Stored dataset items

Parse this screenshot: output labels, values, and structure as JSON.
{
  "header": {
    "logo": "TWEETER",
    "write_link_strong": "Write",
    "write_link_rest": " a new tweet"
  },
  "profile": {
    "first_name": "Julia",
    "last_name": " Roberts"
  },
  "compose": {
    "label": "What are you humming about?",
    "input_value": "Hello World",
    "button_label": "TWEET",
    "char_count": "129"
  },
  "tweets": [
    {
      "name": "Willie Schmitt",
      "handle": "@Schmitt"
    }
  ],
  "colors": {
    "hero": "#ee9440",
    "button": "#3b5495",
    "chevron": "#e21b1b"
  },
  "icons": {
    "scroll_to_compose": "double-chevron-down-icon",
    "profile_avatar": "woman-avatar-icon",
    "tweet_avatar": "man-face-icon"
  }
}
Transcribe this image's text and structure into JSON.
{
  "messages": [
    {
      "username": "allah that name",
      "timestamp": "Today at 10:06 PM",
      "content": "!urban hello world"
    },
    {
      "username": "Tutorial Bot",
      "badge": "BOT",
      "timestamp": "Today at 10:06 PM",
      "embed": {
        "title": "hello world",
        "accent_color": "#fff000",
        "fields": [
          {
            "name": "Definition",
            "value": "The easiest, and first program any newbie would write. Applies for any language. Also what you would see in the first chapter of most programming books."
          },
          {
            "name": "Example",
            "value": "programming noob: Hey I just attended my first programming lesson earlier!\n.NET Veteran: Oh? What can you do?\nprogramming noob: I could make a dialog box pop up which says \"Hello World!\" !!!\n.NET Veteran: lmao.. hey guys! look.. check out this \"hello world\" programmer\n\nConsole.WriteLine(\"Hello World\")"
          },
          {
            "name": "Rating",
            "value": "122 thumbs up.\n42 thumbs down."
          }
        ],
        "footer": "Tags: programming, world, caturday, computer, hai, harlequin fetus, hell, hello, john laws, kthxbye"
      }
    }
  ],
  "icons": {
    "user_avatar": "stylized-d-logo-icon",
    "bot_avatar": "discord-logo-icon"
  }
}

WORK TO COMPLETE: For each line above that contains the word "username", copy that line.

TASK SOLUTION:
      "username": "allah that name",
      "username": "Tutorial Bot",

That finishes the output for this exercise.